> **What is expected**
Provide only the number of lines below in which the string "this" occurs.

> **Task data**
━━━━━━━━━━━━━━━━

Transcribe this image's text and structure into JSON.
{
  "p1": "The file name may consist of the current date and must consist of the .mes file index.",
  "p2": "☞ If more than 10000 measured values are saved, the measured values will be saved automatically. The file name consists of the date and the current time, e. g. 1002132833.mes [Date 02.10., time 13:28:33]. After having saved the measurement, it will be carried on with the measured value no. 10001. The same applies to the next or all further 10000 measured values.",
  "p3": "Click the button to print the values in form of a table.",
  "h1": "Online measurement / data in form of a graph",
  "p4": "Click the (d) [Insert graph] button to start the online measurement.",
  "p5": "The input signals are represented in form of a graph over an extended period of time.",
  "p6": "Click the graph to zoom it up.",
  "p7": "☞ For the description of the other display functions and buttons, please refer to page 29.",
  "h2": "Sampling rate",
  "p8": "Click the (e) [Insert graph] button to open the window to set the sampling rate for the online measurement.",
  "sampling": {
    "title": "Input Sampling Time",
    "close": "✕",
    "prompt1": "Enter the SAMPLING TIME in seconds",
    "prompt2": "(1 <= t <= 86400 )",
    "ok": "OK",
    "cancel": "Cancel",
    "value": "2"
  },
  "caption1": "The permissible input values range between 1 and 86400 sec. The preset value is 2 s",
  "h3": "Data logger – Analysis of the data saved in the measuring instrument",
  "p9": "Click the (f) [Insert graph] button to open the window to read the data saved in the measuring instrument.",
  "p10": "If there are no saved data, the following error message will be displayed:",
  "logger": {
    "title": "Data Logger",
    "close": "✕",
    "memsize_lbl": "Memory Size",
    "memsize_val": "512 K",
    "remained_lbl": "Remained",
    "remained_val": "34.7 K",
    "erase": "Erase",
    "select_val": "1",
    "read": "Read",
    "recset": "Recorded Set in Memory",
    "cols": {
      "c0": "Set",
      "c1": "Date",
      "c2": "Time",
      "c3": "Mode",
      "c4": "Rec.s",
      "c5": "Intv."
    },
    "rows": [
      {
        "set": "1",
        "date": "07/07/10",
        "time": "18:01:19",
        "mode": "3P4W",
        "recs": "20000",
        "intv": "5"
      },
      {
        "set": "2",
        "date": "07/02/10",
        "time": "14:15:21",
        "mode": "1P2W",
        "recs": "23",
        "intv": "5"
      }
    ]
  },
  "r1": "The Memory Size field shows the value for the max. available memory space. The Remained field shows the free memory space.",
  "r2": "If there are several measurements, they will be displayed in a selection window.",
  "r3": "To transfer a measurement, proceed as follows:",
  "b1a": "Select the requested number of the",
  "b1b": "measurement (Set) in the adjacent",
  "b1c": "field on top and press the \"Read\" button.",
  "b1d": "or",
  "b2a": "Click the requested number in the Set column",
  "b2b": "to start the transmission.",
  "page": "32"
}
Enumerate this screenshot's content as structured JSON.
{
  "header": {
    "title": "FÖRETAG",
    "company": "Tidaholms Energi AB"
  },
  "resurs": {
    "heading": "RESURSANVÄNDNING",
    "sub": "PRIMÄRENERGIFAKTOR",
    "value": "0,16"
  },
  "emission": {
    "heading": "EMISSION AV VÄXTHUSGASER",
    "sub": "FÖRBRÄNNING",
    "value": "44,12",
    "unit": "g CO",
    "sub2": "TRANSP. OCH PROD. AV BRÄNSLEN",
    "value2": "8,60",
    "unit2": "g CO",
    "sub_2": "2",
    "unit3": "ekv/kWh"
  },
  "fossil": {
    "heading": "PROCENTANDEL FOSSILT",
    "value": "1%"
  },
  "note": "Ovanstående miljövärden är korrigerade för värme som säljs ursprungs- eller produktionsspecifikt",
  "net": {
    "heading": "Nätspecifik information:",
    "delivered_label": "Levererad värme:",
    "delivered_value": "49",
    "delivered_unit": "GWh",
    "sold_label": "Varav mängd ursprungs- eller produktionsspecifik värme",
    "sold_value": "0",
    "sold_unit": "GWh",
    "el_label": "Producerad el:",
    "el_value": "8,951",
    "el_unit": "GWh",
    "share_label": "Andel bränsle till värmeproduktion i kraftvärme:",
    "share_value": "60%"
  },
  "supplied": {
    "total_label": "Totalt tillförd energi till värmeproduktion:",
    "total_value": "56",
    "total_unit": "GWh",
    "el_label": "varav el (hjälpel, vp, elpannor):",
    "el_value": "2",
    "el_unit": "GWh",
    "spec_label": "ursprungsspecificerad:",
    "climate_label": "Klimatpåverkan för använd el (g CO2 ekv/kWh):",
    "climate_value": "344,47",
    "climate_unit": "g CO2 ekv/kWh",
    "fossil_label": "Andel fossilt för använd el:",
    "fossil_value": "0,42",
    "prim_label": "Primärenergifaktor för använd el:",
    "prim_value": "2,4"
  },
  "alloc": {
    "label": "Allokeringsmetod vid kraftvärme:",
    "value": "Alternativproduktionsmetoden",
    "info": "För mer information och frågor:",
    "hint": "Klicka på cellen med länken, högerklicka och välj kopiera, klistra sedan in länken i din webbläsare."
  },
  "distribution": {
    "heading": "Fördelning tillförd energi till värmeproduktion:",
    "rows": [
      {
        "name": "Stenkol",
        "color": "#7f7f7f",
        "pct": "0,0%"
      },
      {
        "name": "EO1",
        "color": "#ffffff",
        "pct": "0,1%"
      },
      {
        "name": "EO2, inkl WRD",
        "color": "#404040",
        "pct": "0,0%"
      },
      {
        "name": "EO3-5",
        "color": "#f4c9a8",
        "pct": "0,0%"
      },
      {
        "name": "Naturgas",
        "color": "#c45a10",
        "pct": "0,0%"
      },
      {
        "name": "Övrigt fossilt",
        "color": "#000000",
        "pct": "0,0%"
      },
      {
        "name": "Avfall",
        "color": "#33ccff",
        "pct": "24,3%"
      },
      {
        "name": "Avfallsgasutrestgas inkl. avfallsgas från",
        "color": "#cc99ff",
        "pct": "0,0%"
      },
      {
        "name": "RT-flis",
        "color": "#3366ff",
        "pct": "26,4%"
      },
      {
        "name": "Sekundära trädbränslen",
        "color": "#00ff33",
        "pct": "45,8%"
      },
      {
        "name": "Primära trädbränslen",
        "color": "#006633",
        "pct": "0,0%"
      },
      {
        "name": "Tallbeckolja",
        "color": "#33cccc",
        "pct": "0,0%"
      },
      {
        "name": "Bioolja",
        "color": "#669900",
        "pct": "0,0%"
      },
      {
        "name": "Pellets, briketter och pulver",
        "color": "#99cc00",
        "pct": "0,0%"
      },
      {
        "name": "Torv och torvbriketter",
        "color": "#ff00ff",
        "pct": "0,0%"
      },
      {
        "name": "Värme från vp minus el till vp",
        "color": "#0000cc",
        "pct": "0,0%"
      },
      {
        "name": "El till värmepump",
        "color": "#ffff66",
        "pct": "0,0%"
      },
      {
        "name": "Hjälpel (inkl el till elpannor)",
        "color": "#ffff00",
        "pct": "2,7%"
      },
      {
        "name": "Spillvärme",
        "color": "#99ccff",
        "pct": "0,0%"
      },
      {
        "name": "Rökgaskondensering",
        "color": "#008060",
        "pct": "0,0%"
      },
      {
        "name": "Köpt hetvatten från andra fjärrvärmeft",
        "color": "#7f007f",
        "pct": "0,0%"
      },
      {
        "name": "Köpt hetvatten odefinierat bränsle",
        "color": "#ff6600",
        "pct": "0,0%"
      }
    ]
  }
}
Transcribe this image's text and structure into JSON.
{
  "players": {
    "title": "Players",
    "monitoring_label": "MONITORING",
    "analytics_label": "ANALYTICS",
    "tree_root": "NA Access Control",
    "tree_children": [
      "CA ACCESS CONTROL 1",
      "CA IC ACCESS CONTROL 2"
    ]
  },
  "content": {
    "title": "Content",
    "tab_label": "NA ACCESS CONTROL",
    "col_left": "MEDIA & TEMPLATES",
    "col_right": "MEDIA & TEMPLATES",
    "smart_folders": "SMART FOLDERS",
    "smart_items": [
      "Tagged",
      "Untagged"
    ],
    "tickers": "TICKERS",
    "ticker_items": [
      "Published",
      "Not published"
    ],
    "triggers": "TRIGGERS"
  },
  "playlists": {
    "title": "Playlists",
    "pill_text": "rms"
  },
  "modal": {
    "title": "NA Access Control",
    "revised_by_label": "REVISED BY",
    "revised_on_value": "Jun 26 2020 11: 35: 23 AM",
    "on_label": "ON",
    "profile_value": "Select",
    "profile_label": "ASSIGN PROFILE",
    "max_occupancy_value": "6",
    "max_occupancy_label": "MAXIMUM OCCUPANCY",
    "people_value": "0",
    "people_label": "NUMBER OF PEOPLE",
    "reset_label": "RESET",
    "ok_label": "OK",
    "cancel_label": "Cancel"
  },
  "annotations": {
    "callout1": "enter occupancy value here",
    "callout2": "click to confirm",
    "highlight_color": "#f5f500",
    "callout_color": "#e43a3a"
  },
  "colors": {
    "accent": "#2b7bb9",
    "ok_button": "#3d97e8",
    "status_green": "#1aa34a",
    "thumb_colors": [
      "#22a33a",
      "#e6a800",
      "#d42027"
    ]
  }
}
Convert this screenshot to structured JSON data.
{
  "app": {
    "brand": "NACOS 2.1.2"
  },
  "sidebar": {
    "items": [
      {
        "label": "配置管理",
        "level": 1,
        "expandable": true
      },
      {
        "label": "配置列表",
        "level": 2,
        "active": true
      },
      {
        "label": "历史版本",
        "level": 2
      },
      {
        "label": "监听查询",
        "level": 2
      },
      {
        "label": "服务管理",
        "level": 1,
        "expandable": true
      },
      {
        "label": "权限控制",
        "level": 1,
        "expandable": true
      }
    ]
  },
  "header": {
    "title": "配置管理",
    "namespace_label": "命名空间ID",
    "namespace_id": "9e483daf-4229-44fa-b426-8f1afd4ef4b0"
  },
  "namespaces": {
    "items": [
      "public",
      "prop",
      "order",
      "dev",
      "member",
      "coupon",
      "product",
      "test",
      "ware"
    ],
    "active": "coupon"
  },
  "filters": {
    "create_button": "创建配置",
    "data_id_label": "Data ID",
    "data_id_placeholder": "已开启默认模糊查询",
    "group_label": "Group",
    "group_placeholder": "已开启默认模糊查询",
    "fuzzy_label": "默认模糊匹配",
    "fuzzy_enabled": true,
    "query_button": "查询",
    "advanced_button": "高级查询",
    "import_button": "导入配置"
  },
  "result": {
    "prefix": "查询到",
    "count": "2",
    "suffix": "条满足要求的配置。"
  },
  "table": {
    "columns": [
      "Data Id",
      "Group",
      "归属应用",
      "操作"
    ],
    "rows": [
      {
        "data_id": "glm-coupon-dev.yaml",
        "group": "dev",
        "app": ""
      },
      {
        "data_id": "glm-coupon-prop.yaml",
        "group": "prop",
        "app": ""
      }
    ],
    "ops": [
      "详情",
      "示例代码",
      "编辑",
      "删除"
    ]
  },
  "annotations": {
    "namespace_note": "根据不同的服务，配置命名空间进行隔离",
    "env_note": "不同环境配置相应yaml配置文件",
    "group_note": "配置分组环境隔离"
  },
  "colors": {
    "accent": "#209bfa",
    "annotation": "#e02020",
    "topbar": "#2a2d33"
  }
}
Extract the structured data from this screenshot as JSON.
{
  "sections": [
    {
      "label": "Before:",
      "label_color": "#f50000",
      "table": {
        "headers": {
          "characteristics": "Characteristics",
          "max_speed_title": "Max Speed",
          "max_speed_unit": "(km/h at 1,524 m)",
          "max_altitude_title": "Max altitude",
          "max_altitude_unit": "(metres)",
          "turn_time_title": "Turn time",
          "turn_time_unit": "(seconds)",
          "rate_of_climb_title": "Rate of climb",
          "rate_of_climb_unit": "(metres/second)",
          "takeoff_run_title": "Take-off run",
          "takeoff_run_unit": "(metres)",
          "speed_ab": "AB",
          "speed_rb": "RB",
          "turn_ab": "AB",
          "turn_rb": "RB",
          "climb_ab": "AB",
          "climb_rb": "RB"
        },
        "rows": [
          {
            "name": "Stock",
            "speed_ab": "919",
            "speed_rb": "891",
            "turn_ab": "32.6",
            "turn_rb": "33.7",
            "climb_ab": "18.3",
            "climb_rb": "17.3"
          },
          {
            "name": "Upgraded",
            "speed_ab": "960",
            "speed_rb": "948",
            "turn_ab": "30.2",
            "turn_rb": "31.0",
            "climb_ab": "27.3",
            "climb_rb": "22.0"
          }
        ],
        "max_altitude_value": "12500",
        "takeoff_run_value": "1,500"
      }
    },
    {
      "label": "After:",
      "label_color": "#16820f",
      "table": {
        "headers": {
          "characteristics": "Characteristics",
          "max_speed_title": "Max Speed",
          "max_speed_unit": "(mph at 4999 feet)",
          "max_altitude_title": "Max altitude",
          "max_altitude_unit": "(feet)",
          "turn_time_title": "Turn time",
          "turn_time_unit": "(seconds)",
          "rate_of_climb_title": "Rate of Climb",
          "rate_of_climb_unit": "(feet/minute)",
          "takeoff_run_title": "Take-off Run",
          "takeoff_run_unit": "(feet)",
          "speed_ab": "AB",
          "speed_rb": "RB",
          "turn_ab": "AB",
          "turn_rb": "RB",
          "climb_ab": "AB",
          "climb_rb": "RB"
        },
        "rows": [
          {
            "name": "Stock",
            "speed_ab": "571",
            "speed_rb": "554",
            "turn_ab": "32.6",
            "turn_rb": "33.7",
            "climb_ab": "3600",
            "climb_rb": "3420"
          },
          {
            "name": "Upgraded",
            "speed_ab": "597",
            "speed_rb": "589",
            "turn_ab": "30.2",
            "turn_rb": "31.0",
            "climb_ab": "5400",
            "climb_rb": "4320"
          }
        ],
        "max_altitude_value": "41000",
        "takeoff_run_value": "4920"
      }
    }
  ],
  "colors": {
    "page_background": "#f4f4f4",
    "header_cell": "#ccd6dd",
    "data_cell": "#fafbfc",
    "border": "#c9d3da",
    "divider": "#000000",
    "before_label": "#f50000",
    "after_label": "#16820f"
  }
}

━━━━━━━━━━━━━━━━

> **Answer section**
5